 The three-month holding period for the 31st annual “In Memory of Eddie Aikau” big wave surfing competition begins on December 1st.  The one-day big wave surfing event held in Waimea bay follows strict wave height requirements that mimic conditions Eddie Aikau liked to ride with faces of 40-feet and hold for at least eight hours.

  The 7th annual Surf Film Festival is underway at the Doris Duke Theater at the Honolulu Museum of Art.  The selection spans a wide range of the surfing world, from historical films, to documentaries about the future of the sport.

Abigail Algar is the curator. She says that the films are more than just a collection of surf movies, instead it’s more about the impact surfing has on the community.

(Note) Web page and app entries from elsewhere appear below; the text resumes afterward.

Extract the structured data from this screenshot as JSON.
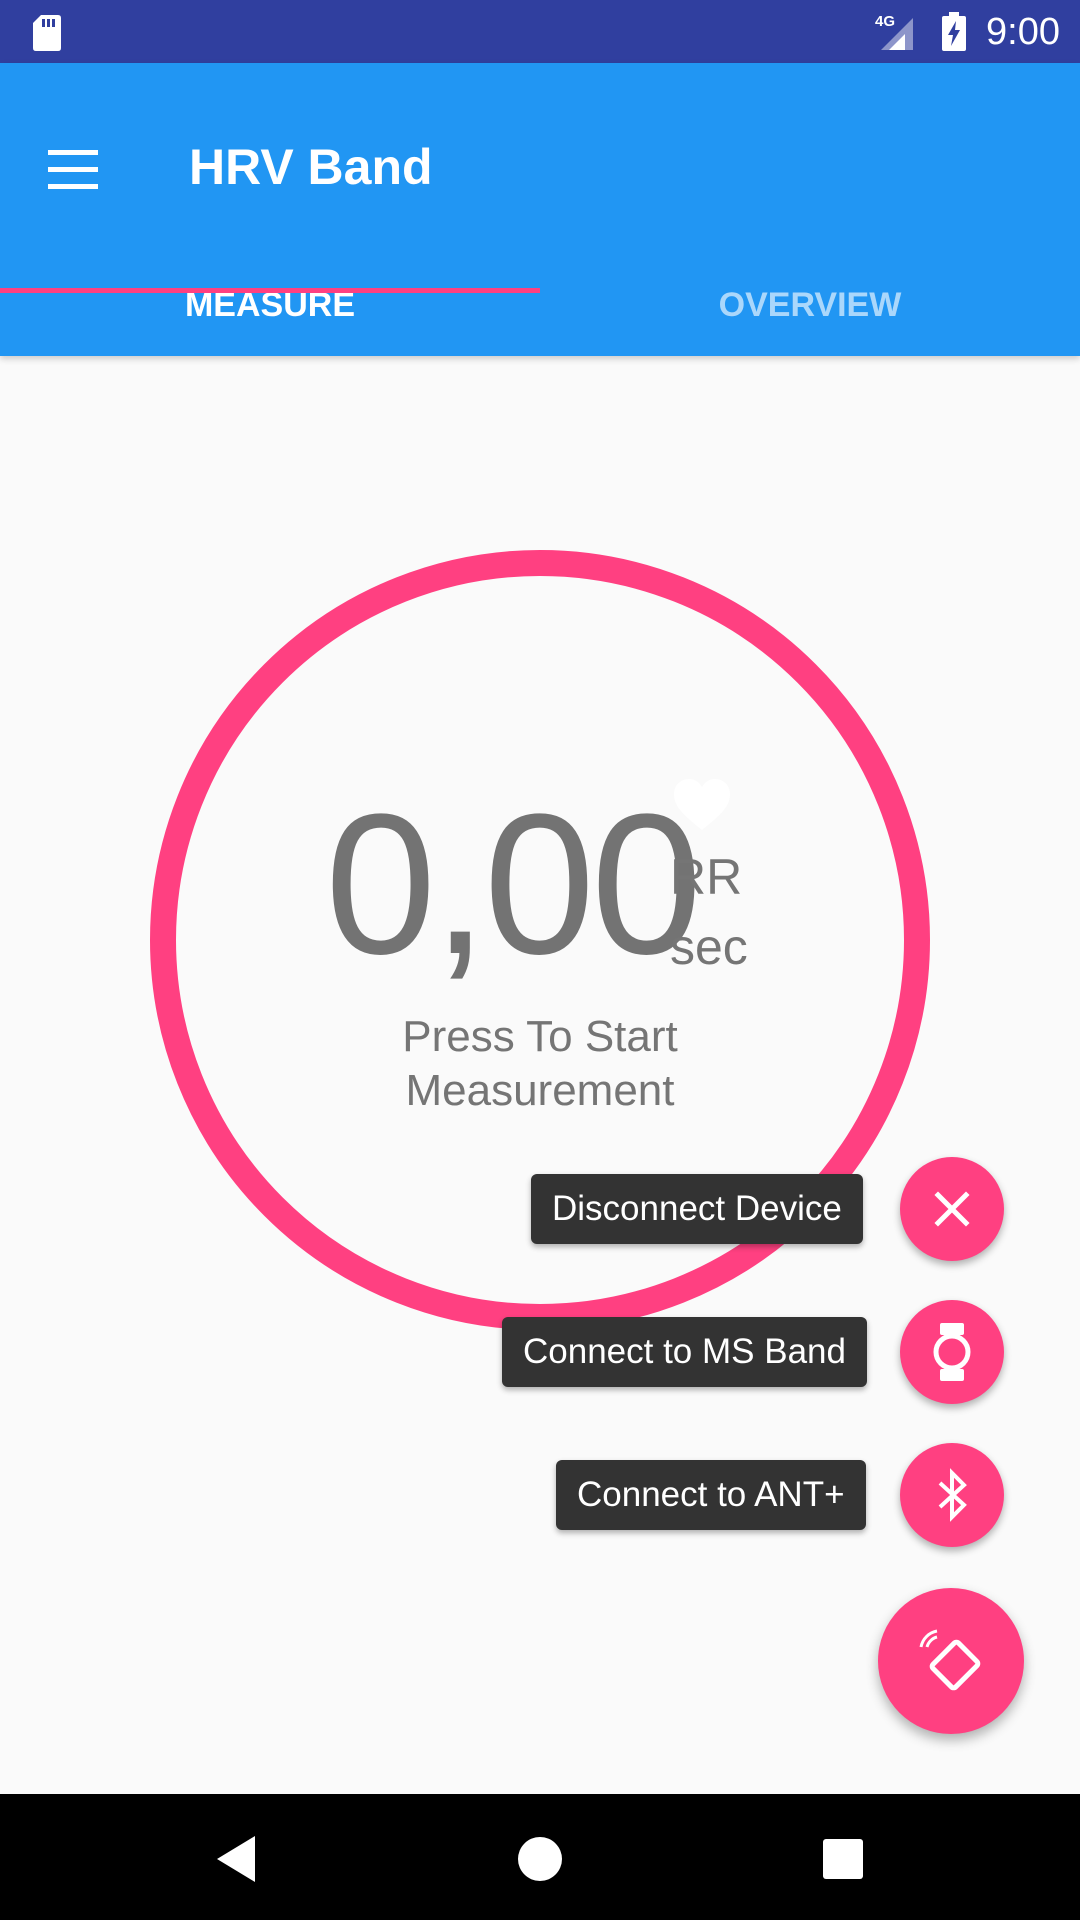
{
  "status_bar": {
    "time": "9:00",
    "network": "4G",
    "icons": [
      "sd-card-icon",
      "signal-icon",
      "battery-charging-icon"
    ]
  },
  "app_bar": {
    "title": "HRV Band",
    "menu_icon": "menu-icon"
  },
  "tabs": [
    {
      "label": "MEASURE",
      "selected": true
    },
    {
      "label": "OVERVIEW",
      "selected": false
    }
  ],
  "measure": {
    "value": "0,00",
    "unit_line1": "RR",
    "unit_line2": "sec",
    "hint_line1": "Press To Start",
    "hint_line2": "Measurement",
    "heart_icon": "heart-icon"
  },
  "fab_menu": {
    "items": [
      {
        "label": "Disconnect Device",
        "icon": "close-icon"
      },
      {
        "label": "Connect to MS Band",
        "icon": "watch-icon"
      },
      {
        "label": "Connect to ANT+",
        "icon": "bluetooth-icon"
      }
    ],
    "main_icon": "device-connect-icon"
  },
  "nav_bar": {
    "icons": [
      "back-icon",
      "home-icon",
      "recents-icon"
    ]
  },
  "colors": {
    "primary": "#2196f3",
    "primary_dark": "#303f9f",
    "accent": "#ff4081",
    "text_secondary": "#757575"
  }
}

The festival continues till the end of the month. sometimes seems like such a gentle sport, but often more injuries can happen in the water than on land. This week, Dr. Clayton Everline is in the studio. We’ll consider the most common ones, how they can be treated, and what to do so all of us can stay safe in the ocean.